Re: 120 bps vs. 240 bps comparison tests

In a message dated 99-05-31 18:09:35 EDT, you write:

> Reflecting on the proposed experiment shows how difficult it can be 
> to keep things in separate compartments. If one is to keep BPS 
> constant and Vp constant, the charging current is going to have to go 
> up with primary cap size which = an increase in input power. Nett 
> result however is that Vo is constant if total secondary capacitance 
> is increased to match (by increasing Ctop) and available charge at the 
>top terminal is increased with the same rep rate. My question here 
> is: do sparks get longer at the same rep rate as a result of 
> increased terminal charge or do they stay the same length and just 
> get hotter? I am curious to see the dependence of sparklength on 
> available terminal charge. I think it's come out in other experiments 
> that there is a sparklength dependence on voltage. I'm making an 
> assumption that the change in gap loss isn't going to make a huge 
> difference.

Hi Malcolm,

Thanks for the futher info.  So if for instance the input power and Cp
is doubled, then Cs (total) will have to double too.  In the case where
I use 570 watts to get the 42" spark using the 4" by 17" toroid, If I
then double the input power to 1140 watts, the required toroid size
to double Cs total would be quite large.  If we assume the original
Cs is 30pF (7pf in coil, 23pf in toroid), then we need 60pF in the 
new high power setup.  I suspect that a 53pF toroid will be 
"too large" for best results, and who knows, it might really crimp
the spark output and limit it to 42".  In any case, it would probably
need a break out point to permit breakout, unless it has a 
relatively small minor diameter.

I could probably start with a 3" by 10" toroid, at 0.0077uF
for Cp, at a certain input power that gives one streamer at 120bps,
then install the 0.0147uF cap, and ~double the input power, and
verify same Vp on scope,  and use the 6" by 26" toroid (which 
hopefully might give a doubling of Cs), and see what kind of 
spark length I obtain.  Let me know if you see any problems
with this proposed test, or can recommend any improvements
in the test approach.

John Freau
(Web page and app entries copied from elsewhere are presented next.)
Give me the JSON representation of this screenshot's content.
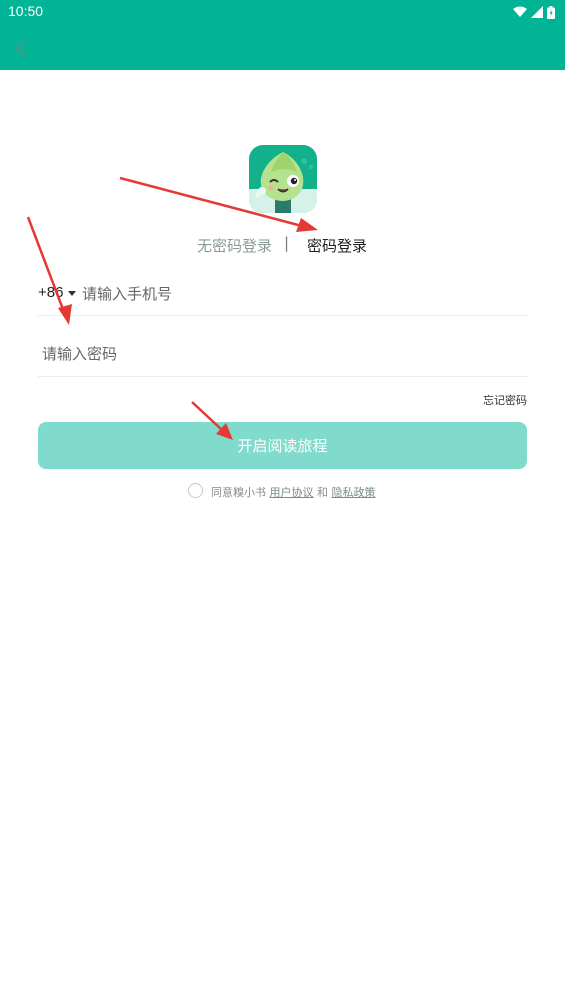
{
  "status_bar": {
    "time": "10:50"
  },
  "tabs": {
    "passwordless": "无密码登录",
    "separator": "|",
    "password": "密码登录"
  },
  "phone": {
    "country_code": "+86",
    "placeholder": "请输入手机号"
  },
  "password": {
    "placeholder": "请输入密码"
  },
  "forgot_password": "忘记密码",
  "submit_label": "开启阅读旅程",
  "agreement": {
    "prefix": "同意糗小书",
    "user_agreement": "用户协议",
    "and": "和",
    "privacy_policy": "隐私政策"
  },
  "colors": {
    "brand": "#00b495",
    "button": "#80dbcc",
    "annotation": "#e53935"
  }
}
> A suggested approach then is to start out with a gap firing voltage 
> that doesn't change, a relatively small Cp and small Cs, and measure 
> peak length. Then up Cp and Cs so tune is maintained and adjust 
> charge current so that BPS remains constant.
>     The point: it is obvious there is a sparklength dependence on 
> input power for a given coil but I'm interested in seeing what effect 
> the voltage and current have individually. Knowing things like this 
> would help explain why some coils do far better than others and 
> should point the way to better designs given available components 
> and/or power supply.    
> Regards,
> Malcolm